To do that, a formal and structured approach is used to guide students in understanding the art of effective communication in the healthcare industry. In her class, Ms Chen likes to use non-traditional pedagogies such as role-play, team-building gaming and simulation-based learning to allow nursing students to understand how to develop therapeutic relationships with patients, show empathy when patients relate sad experiences, and support them mentally. “I always believe a sincere encouragement from a nurse can change the world of a patient,” she said.
In her comprehensive health assessment class, Ms Chen introduces video self-reflection to allow her nursing students to record and review their own performances during practice sessions and before clinical practice. “Self-reflection is going to be extremely helpful for self-improvement. I try to instil the discipline of anytime, anywhere self-reflection so that it will eventually be as natural to them as their DNA,” she said.
“Nursing is unique in its requirement of tremendous mental strength and tenacity,” added Ms Chen. Her students are toughened up mentally for the healthcare battlefield through simulation sessions with standardised patients as part of the module on “Comprehensive Health Assessment”. In these sessions, she throws up interesting and unexpected situations to allow students to demonstrate and practise dealing with difficult patients to close the gap between knowledge and practice.
Ms Chen expressed her pride as a registered nurse who practised in Australia, Taiwan, and the U.S. from 1996. These international vistas have opened her mind and taught her to be curious, observant and open to new ideas and change, setting her as up a good role model for the qualities she is imbibing in her students, she said.
Lectures delivered in the style of a talk show, and tutorial sessions that incorporate mini-workshops and team-building activities. Dr M Kamala Devi is a veteran educator who keeps her students engaged by frequently shaking things up and thinking out-of-the-box in her instructional methods.
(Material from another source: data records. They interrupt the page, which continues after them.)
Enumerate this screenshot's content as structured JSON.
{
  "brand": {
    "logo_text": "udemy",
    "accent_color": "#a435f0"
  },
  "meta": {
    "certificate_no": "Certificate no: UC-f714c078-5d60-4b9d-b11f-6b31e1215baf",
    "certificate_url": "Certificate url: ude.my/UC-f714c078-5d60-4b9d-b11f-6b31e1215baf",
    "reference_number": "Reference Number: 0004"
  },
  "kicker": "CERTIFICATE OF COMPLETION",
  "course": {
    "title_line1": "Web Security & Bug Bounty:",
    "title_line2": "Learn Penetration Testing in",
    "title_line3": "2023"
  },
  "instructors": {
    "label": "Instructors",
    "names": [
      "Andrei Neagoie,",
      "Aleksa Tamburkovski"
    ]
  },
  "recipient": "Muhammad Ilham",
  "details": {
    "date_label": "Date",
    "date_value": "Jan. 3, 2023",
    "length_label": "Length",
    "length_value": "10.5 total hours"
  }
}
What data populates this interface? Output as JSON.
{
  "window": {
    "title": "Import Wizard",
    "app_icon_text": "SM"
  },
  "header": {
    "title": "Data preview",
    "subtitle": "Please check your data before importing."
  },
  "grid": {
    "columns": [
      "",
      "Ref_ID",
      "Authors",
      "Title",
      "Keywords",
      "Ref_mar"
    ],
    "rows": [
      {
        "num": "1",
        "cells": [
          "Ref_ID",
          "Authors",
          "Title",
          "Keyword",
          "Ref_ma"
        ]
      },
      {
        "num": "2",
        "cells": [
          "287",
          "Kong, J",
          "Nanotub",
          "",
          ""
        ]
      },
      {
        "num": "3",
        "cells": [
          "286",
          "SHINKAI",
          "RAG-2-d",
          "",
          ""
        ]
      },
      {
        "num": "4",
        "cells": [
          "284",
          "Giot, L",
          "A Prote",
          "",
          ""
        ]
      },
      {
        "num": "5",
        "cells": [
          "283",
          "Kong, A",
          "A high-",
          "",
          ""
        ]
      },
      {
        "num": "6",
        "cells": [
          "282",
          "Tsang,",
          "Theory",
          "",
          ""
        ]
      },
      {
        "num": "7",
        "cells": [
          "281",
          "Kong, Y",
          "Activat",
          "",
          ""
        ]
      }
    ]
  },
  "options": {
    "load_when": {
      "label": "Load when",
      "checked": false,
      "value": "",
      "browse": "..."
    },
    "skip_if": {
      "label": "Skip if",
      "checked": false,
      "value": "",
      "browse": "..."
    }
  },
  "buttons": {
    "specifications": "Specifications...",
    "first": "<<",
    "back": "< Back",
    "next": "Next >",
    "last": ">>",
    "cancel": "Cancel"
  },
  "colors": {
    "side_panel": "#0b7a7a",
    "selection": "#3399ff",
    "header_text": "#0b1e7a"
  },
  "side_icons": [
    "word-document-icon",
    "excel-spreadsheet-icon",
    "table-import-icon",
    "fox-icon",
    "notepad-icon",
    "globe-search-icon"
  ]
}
It is a challenge to capture and keep the attention span of an audience of Generation Z students, but Dr Kamala possesses many tricks of the trade. She employs adult learning strategies, from bite-sized learning and small and large group activities to case-based learning, to increase class participation, interaction and engagement.
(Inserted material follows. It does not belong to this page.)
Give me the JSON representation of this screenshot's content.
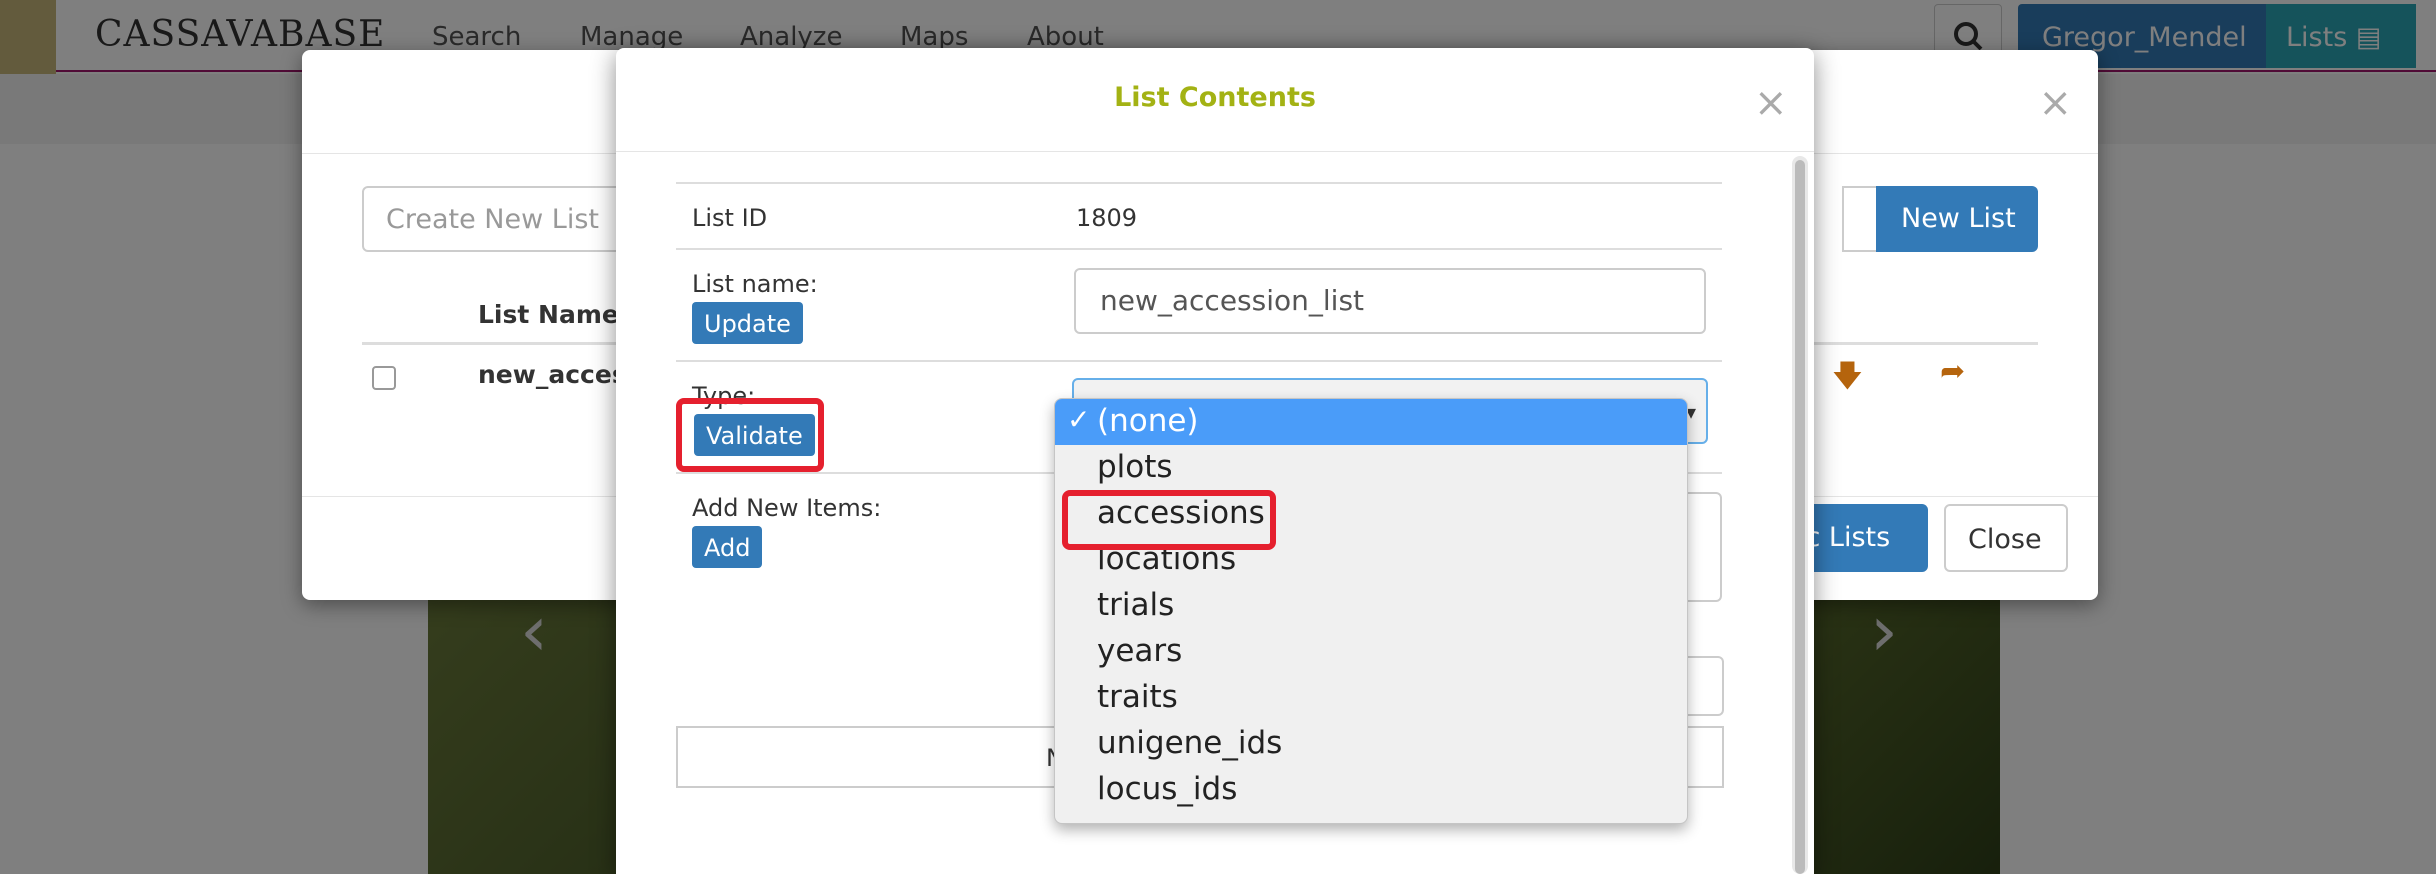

In a class on “Healthcare Ethics and Law”, for instance, she throws up for discussion a case of ethics gone wrong, in which a nurse has breached a code of conduct. In a lesson on the Workplace Safety and Health Act, students are asked to apply what they have learnt to occupational needlestick injury in nursing. Healthcare industry leaders are also invited to Dr Kamala’s class on “Leadership and Management” to contextualise change management and healthcare delivery models in a workshop.
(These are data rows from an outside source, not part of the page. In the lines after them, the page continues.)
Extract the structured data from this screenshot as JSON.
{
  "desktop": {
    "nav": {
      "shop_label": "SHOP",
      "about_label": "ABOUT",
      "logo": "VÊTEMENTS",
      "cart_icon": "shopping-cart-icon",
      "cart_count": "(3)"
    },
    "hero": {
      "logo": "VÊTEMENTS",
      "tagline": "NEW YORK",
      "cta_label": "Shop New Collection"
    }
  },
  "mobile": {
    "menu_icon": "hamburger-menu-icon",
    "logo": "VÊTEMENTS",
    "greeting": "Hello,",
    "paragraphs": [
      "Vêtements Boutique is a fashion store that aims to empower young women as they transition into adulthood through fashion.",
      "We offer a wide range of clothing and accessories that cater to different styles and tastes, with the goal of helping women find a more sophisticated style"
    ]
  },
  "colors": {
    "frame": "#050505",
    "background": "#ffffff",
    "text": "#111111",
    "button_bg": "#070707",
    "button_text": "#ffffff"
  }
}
Of her teaching philosophy, she said: “I believe that in nursing school, we must teach students to think critically about the ‘why, when and what’. We have to help them not only to learn but to make meaning behind the learning, developing ‘thinking doers’ – competent and proficient nurses who can make the right decisions,” she said.
An ex-oncology nurse, Dr Kamala amassed her vast experience as an educator when she joined Nanyang Polytechnic in 1999, first teaching in its nursing diploma programme, and then moving on to take on a wide variety of roles from clinical placement to curriculum development, leading to the introduction of new diploma programmes in radiology nursing and palliative care nursing. She has also been actively serving on the boards of the Singapore Nursing Association and Singapore Nursing Board.
She joined NUS Nursing in 2008, and has since pioneered a slew of new curriculum modules and introduced new initiatives in the programme, including the scrubs that nursing students now wear in the labs.